  2. Sandra / November 4, 2011 at 4:58 pm

    I’m sure that many pediatricians would find it very hard to do this. Adolescent medicine is a rather new addition to the specialty, but a doctor might get an honest answer from an adolescent that someone with an enforcement agenda like school or parents wouldn’t. This kind of screening by questionnaire, talking about relative risks, making contracts and following up on them, which with the Pediatrician would be an ongoing relationship, might well be a good model if it could be provided for even most youth. This seems doubtful, though, in view of the state of health care in America.

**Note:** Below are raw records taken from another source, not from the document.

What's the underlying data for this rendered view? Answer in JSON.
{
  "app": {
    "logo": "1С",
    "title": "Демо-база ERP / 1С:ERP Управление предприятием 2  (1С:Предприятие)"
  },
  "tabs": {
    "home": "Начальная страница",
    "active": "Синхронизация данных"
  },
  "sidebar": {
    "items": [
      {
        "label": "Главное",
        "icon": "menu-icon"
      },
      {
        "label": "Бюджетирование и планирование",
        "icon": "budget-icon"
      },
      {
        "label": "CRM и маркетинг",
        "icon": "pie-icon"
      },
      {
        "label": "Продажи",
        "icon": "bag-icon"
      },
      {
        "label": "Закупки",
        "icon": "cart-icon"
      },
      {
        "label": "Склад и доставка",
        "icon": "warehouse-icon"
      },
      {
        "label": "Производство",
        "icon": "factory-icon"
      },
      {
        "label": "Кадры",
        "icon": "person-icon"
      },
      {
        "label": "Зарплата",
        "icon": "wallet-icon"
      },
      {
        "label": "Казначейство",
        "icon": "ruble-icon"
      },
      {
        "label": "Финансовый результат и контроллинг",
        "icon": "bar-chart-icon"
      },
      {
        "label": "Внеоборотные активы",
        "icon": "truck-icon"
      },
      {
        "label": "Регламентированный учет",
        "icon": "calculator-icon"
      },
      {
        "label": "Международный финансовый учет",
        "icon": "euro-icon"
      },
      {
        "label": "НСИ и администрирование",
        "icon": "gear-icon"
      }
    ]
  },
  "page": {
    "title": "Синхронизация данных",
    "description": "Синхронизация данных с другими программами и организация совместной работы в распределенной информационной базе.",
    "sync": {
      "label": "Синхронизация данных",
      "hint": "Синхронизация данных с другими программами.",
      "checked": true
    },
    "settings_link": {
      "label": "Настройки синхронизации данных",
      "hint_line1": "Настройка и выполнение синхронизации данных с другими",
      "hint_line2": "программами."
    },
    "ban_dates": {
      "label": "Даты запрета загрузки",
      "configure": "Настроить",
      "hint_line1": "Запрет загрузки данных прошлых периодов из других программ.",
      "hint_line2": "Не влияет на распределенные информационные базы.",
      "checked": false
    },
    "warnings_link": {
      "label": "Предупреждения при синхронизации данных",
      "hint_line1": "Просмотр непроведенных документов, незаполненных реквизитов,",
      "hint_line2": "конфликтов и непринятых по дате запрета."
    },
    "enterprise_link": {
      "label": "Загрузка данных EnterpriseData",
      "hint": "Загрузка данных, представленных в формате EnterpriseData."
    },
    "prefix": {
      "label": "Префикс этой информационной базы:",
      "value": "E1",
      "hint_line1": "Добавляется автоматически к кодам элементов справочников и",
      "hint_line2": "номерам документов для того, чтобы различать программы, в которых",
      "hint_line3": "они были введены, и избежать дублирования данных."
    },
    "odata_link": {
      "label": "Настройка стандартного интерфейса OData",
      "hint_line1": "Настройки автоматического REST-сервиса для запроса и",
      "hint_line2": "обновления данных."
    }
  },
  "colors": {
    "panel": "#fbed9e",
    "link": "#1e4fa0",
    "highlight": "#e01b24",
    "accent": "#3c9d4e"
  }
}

  3. Lisa Frederiksen - BreakingTheCycles.com / November 2, 2011 at 4:35 pm

    An additional approach that I have found works is to incorporate the 21st century brain and addiction-related research. Check out this article, “How Teens Become Alcoholics Before Age 21,” http://tiny.cc/pyesf, to better understand this relatively new brain research and why alcohol is harmful to the teen brain in a way it is not harmful to the mature, adult brain.

  4. Avatar of Logical Kyle
    Logical Kyle / November 1, 2011 at 11:28 pm

    Anyone who would be in favor of this must not have a strong relationship with their kids, or simply doesn’t want to have to own up to the responsibility of parenthood to discuss these issues with their kids.

    Be a parent – don’t shrug off your responsibilities on anyone else – the police, a doctor, a teacher, you name it.

  5. Avatar of Donna Wiesenhahn
    Donna Wiesenhahn / November 1, 2011 at 2:45 pm

    Pediatricians doing Routine Screenings: I appreciate the AAP’s stand. I do wonder where these young people will get the necessary intervention. Our state has cut Early Intervention Services so kids who are identified are left out in the cold. That should never be the next step. More is needed at this point rather than less.

  6. Jeff / November 1, 2011 at 2:26 pm

    So we now have doctors as behavioral police? If a teen is using drugs or alcohol then prevention advice is warranted just as with anyone else. However, to “report” the behavior to the parents? Since when is a doctor empowered to discuss any and all medical conditions with a third party even if they are parents? When should a patient have a reasonable expectation of privacy? When you throw in the chilling effect this could have in a patient candidly discussing patient/doctor appropriate issues you have a situation where far fewer teen patients will discuss issues with their doctor. These issues are important and potentially life-threatening for a teen and to make a recommendation that might cause a teen to think twice about seeking advice is bad policy.

  7. martha Ferratusco / November 1, 2011 at 12:42 pm

    i think routine drug testing is a good idea. I think we tend to overlook a lot in teens. My son was a functioning drug addict for many years before we realized what was going on. Maybe if we had been tipped off earlier we could have done something more for him so that he wouldn’t have tried more addictive drugs.

  8. Avatar of Linda
    Linda / November 1, 2011 at 5:41 pm

    I agree!!!

Leave a Reply

Please read our comment policy and guidelines before you submit a comment. Your email address will not be published. Thank you for visiting Drugfree.org


five − 4 =

Disclaimer:
Reproduction in whole or in part of this publication is strictly prohibited without prior consent. Photographic rights remain the property of Join Together and the Partnership for Drug-Free Kids. For reproduction inquiries, please e-mail jointogether@drugfree.org.